written by Eileen Walsh Duncan
In the drought, we talk about rain
and the words press like fat markers,
wet stains on paper.
In the deluge, we talk about sun
and the words
drowse open like dry grass,
split their pith hearts in the heat.
We hold to the center
of the quavering eye,
the words barreling around us.
So we don’t talk about
the way “I love you” really means
“I love the things you do for me.”
I lie down in the white grass,
each blade a pin sipping pain.
Beneath me, my damp shadow exhales.
And all the other things
that we were blur around
the edges of those three words,
their intrinsic command.
And only when we’re each alone
– or what we call lonely –
does anyone feel the door
– that displacement, that extra
lightness of air –
the door ajar to
– what we agreed to without speaking –
but is thick with loss.

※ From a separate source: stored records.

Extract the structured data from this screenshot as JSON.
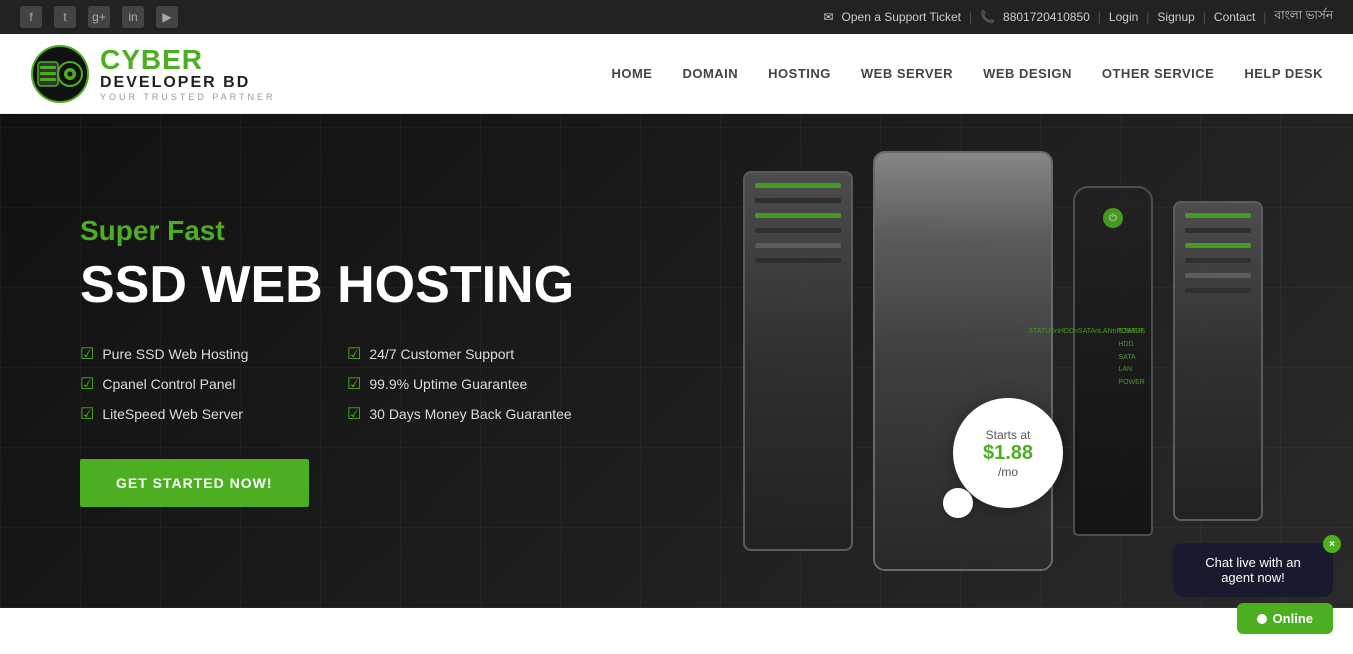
{
  "topbar": {
    "social": [
      {
        "name": "facebook",
        "label": "f"
      },
      {
        "name": "twitter",
        "label": "t"
      },
      {
        "name": "google-plus",
        "label": "g+"
      },
      {
        "name": "linkedin",
        "label": "in"
      },
      {
        "name": "youtube",
        "label": "▶"
      }
    ],
    "support_icon": "✉",
    "support_text": "Open a Support Ticket",
    "phone_icon": "📞",
    "phone": "8801720410850",
    "login": "Login",
    "signup": "Signup",
    "contact": "Contact",
    "bangla": "বাংলা ভার্সন"
  },
  "header": {
    "logo": {
      "cyber": "CYBER",
      "developer": "DEVELOPER BD",
      "tagline": "YOUR TRUSTED PARTNER"
    },
    "nav": [
      {
        "label": "HOME",
        "name": "nav-home"
      },
      {
        "label": "DOMAIN",
        "name": "nav-domain"
      },
      {
        "label": "HOSTING",
        "name": "nav-hosting"
      },
      {
        "label": "WEB SERVER",
        "name": "nav-webserver"
      },
      {
        "label": "WEB DESIGN",
        "name": "nav-webdesign"
      },
      {
        "label": "OTHER SERVICE",
        "name": "nav-otherservice"
      },
      {
        "label": "HELP DESK",
        "name": "nav-helpdesk"
      }
    ]
  },
  "hero": {
    "subtitle": "Super Fast",
    "title": "SSD WEB HOSTING",
    "features": [
      {
        "text": "Pure SSD Web Hosting"
      },
      {
        "text": "24/7 Customer Support"
      },
      {
        "text": "Cpanel Control Panel"
      },
      {
        "text": "99.9% Uptime Guarantee"
      },
      {
        "text": "LiteSpeed Web Server"
      },
      {
        "text": "30 Days Money Back Guarantee"
      }
    ],
    "cta_label": "GET STARTED NOW!",
    "price_starts": "Starts at",
    "price": "$1.88",
    "price_per": "/mo"
  },
  "chat": {
    "bubble_text": "Chat live with an agent now!",
    "online_label": "Online",
    "close_label": "×"
  }
}
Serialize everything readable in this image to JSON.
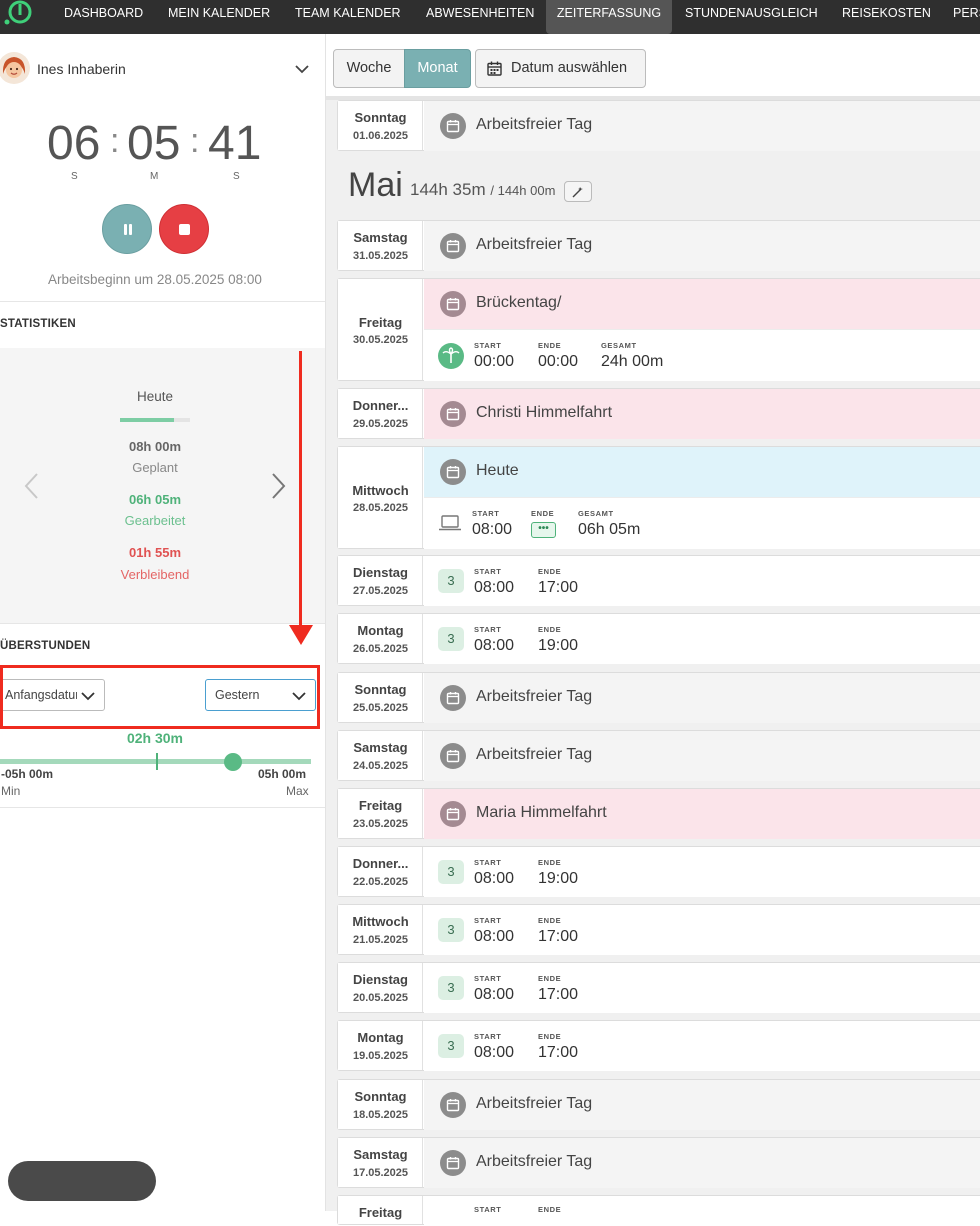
{
  "nav": {
    "items": [
      {
        "label": "DASHBOARD"
      },
      {
        "label": "MEIN KALENDER"
      },
      {
        "label": "TEAM KALENDER"
      },
      {
        "label": "ABWESENHEITEN"
      },
      {
        "label": "ZEITERFASSUNG",
        "active": true
      },
      {
        "label": "STUNDENAUSGLEICH"
      },
      {
        "label": "REISEKOSTEN"
      },
      {
        "label": "PERS"
      }
    ]
  },
  "user": {
    "name": "Ines Inhaberin",
    "icon": "chevron-down-icon"
  },
  "timer": {
    "hours": "06",
    "minutes": "05",
    "seconds": "41",
    "unit_h": "S",
    "unit_m": "M",
    "unit_s": "S",
    "work_start": "Arbeitsbeginn um 28.05.2025 08:00"
  },
  "stats": {
    "title": "STATISTIKEN",
    "period": "Heute",
    "progress": 0.77,
    "planned_value": "08h 00m",
    "planned_label": "Geplant",
    "worked_value": "06h 05m",
    "worked_label": "Gearbeitet",
    "remaining_value": "01h 55m",
    "remaining_label": "Verbleibend"
  },
  "overtime": {
    "title": "ÜBERSTUNDEN",
    "from_select": "Anfangsdatum",
    "to_select": "Gestern",
    "value": "02h 30m",
    "min_value": "-05h 00m",
    "min_label": "Min",
    "max_value": "05h 00m",
    "max_label": "Max",
    "level": 0.75
  },
  "toolbar": {
    "week_label": "Woche",
    "month_label": "Monat",
    "date_label": "Datum auswählen"
  },
  "month": {
    "name": "Mai",
    "hours": "144h 35m",
    "target": "/ 144h 00m"
  },
  "labels": {
    "start": "START",
    "end": "ENDE",
    "total": "GESAMT"
  },
  "colors": {
    "accent": "#7ab0b2",
    "stop": "#e63f44",
    "green": "#4fb27a",
    "red": "#e05252",
    "pink_band": "#fbe4ea",
    "blue_band": "#dff3fa",
    "highlight": "#ef2b1f"
  },
  "days": [
    {
      "dayname": "Sonntag",
      "date": "01.06.2025",
      "text": "Arbeitsfreier Tag"
    },
    {
      "dayname": "Samstag",
      "date": "31.05.2025",
      "text": "Arbeitsfreier Tag"
    },
    {
      "dayname": "Freitag",
      "date": "30.05.2025",
      "text": "Brückentag/",
      "start": "00:00",
      "end": "00:00",
      "total": "24h 00m"
    },
    {
      "dayname": "Donner...",
      "date": "29.05.2025",
      "text": "Christi Himmelfahrt"
    },
    {
      "dayname": "Mittwoch",
      "date": "28.05.2025",
      "text": "Heute",
      "start": "08:00",
      "end": "•••",
      "total": "06h 05m"
    },
    {
      "dayname": "Dienstag",
      "date": "27.05.2025",
      "badge": "3",
      "start": "08:00",
      "end": "17:00"
    },
    {
      "dayname": "Montag",
      "date": "26.05.2025",
      "badge": "3",
      "start": "08:00",
      "end": "19:00"
    },
    {
      "dayname": "Sonntag",
      "date": "25.05.2025",
      "text": "Arbeitsfreier Tag"
    },
    {
      "dayname": "Samstag",
      "date": "24.05.2025",
      "text": "Arbeitsfreier Tag"
    },
    {
      "dayname": "Freitag",
      "date": "23.05.2025",
      "text": "Maria Himmelfahrt"
    },
    {
      "dayname": "Donner...",
      "date": "22.05.2025",
      "badge": "3",
      "start": "08:00",
      "end": "19:00"
    },
    {
      "dayname": "Mittwoch",
      "date": "21.05.2025",
      "badge": "3",
      "start": "08:00",
      "end": "17:00"
    },
    {
      "dayname": "Dienstag",
      "date": "20.05.2025",
      "badge": "3",
      "start": "08:00",
      "end": "17:00"
    },
    {
      "dayname": "Montag",
      "date": "19.05.2025",
      "badge": "3",
      "start": "08:00",
      "end": "17:00"
    },
    {
      "dayname": "Sonntag",
      "date": "18.05.2025",
      "text": "Arbeitsfreier Tag"
    },
    {
      "dayname": "Samstag",
      "date": "17.05.2025",
      "text": "Arbeitsfreier Tag"
    },
    {
      "dayname": "Freitag",
      "start_label": "START",
      "end_label": "ENDE"
    }
  ]
}
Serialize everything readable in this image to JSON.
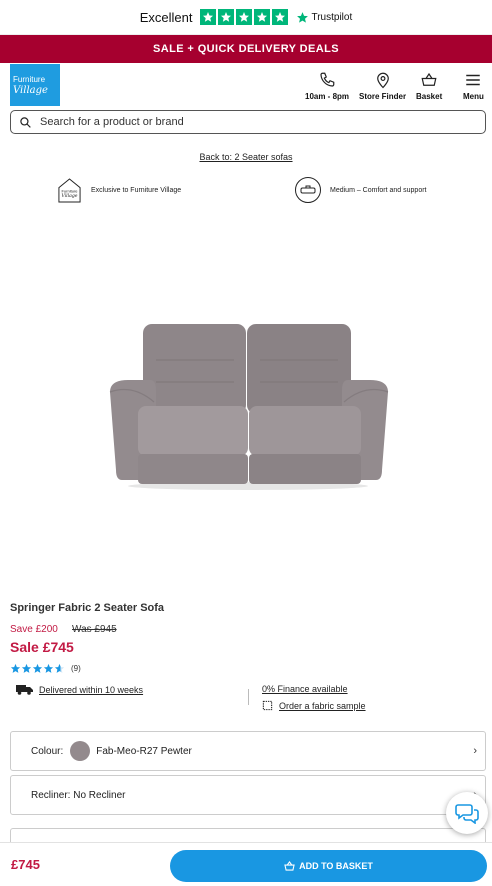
{
  "trustpilot": {
    "rating_word": "Excellent",
    "brand": "Trustpilot",
    "stars": 5
  },
  "promo": {
    "text": "SALE + QUICK DELIVERY DEALS"
  },
  "header": {
    "logo_line1": "Furniture",
    "logo_line2": "Village",
    "nav": [
      {
        "label": "10am - 8pm",
        "icon": "phone-icon"
      },
      {
        "label": "Store Finder",
        "icon": "location-pin-icon"
      },
      {
        "label": "Basket",
        "icon": "basket-icon"
      },
      {
        "label": "Menu",
        "icon": "hamburger-menu-icon"
      }
    ]
  },
  "search": {
    "placeholder": "Search for a product or brand"
  },
  "breadcrumb": {
    "back_link": "Back to: 2 Seater sofas"
  },
  "features": [
    {
      "label": "Exclusive to Furniture Village",
      "icon_text_1": "Furniture",
      "icon_text_2": "Village"
    },
    {
      "label": "Medium – Comfort and support"
    }
  ],
  "product": {
    "name": "Springer Fabric 2 Seater Sofa",
    "save": "Save £200",
    "was": "Was £945",
    "sale_price": "Sale £745",
    "rating_stars": 4.5,
    "review_count": "(9)"
  },
  "info": {
    "delivery": "Delivered within 10 weeks",
    "finance": "0% Finance available",
    "sample": "Order a fabric sample"
  },
  "options": {
    "colour_label": "Colour:",
    "colour_value": "Fab-Meo-R27 Pewter",
    "colour_swatch": "#938a8d",
    "recliner": "Recliner: No Recliner"
  },
  "bottom_bar": {
    "price": "£745",
    "add_to_basket": "ADD TO BASKET"
  },
  "colors": {
    "brand_blue": "#1997e2",
    "promo_red": "#a6002f",
    "sale_red": "#c21a44",
    "trustpilot_green": "#00b67a"
  }
}
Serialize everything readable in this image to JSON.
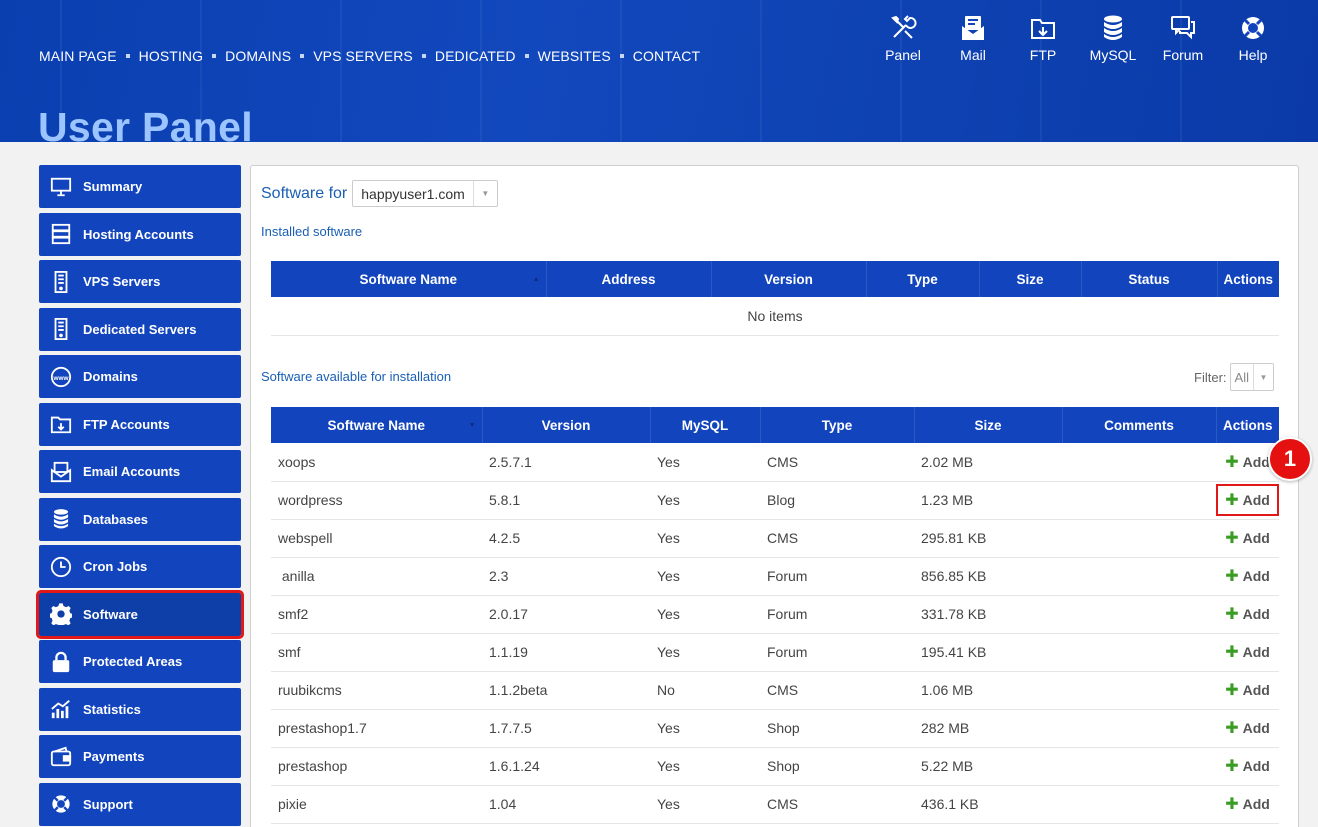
{
  "topnav": [
    "MAIN PAGE",
    "HOSTING",
    "DOMAINS",
    "VPS SERVERS",
    "DEDICATED",
    "WEBSITES",
    "CONTACT"
  ],
  "tools": [
    {
      "label": "Panel",
      "icon": "tools-icon"
    },
    {
      "label": "Mail",
      "icon": "mail-icon"
    },
    {
      "label": "FTP",
      "icon": "ftp-folder-icon"
    },
    {
      "label": "MySQL",
      "icon": "database-icon"
    },
    {
      "label": "Forum",
      "icon": "forum-icon"
    },
    {
      "label": "Help",
      "icon": "lifebuoy-icon"
    }
  ],
  "page_title": "User Panel",
  "sidebar": [
    {
      "label": "Summary",
      "icon": "monitor-icon"
    },
    {
      "label": "Hosting Accounts",
      "icon": "server-icon"
    },
    {
      "label": "VPS Servers",
      "icon": "vps-icon"
    },
    {
      "label": "Dedicated Servers",
      "icon": "dedicated-icon"
    },
    {
      "label": "Domains",
      "icon": "www-icon"
    },
    {
      "label": "FTP Accounts",
      "icon": "ftp-icon"
    },
    {
      "label": "Email Accounts",
      "icon": "email-icon"
    },
    {
      "label": "Databases",
      "icon": "database-icon"
    },
    {
      "label": "Cron Jobs",
      "icon": "clock-icon"
    },
    {
      "label": "Software",
      "icon": "gear-icon",
      "active": true
    },
    {
      "label": "Protected Areas",
      "icon": "lock-icon"
    },
    {
      "label": "Statistics",
      "icon": "chart-icon"
    },
    {
      "label": "Payments",
      "icon": "wallet-icon"
    },
    {
      "label": "Support",
      "icon": "lifebuoy-icon"
    }
  ],
  "software_for": {
    "label": "Software for",
    "domain": "happyuser1.com"
  },
  "installed": {
    "title": "Installed software",
    "columns": [
      "Software Name",
      "Address",
      "Version",
      "Type",
      "Size",
      "Status",
      "Actions"
    ],
    "empty_text": "No items"
  },
  "available": {
    "title": "Software available for installation",
    "filter_label": "Filter:",
    "filter_value": "All",
    "columns": [
      "Software Name",
      "Version",
      "MySQL",
      "Type",
      "Size",
      "Comments",
      "Actions"
    ],
    "add_label": "Add",
    "rows": [
      {
        "name": "xoops",
        "version": "2.5.7.1",
        "mysql": "Yes",
        "type": "CMS",
        "size": "2.02 MB"
      },
      {
        "name": "wordpress",
        "version": "5.8.1",
        "mysql": "Yes",
        "type": "Blog",
        "size": "1.23 MB"
      },
      {
        "name": "webspell",
        "version": "4.2.5",
        "mysql": "Yes",
        "type": "CMS",
        "size": "295.81 KB"
      },
      {
        "name": " anilla",
        "version": "2.3",
        "mysql": "Yes",
        "type": "Forum",
        "size": "856.85 KB"
      },
      {
        "name": "smf2",
        "version": "2.0.17",
        "mysql": "Yes",
        "type": "Forum",
        "size": "331.78 KB"
      },
      {
        "name": "smf",
        "version": "1.1.19",
        "mysql": "Yes",
        "type": "Forum",
        "size": "195.41 KB"
      },
      {
        "name": "ruubikcms",
        "version": "1.1.2beta",
        "mysql": "No",
        "type": "CMS",
        "size": "1.06 MB"
      },
      {
        "name": "prestashop1.7",
        "version": "1.7.7.5",
        "mysql": "Yes",
        "type": "Shop",
        "size": "282 MB"
      },
      {
        "name": "prestashop",
        "version": "1.6.1.24",
        "mysql": "Yes",
        "type": "Shop",
        "size": "5.22 MB"
      },
      {
        "name": "pixie",
        "version": "1.04",
        "mysql": "Yes",
        "type": "CMS",
        "size": "436.1 KB"
      }
    ]
  },
  "badge": "1"
}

Eileen Walsh Duncan‘s poems have appeared in numerous journals including The Washington State Geospatial Poetry Anthology, Off the Coast, Hubbub, Seattle Review, Switched-on Gutenberg, Crab Creek Review, Pontoon, Fault Lines Journal, Cascadia Review, Pure Francis, and Seattle’s Poetry on the Buses. She received the Bentley Award from Seattle Review, and has been nominated for the Pushcart Prize.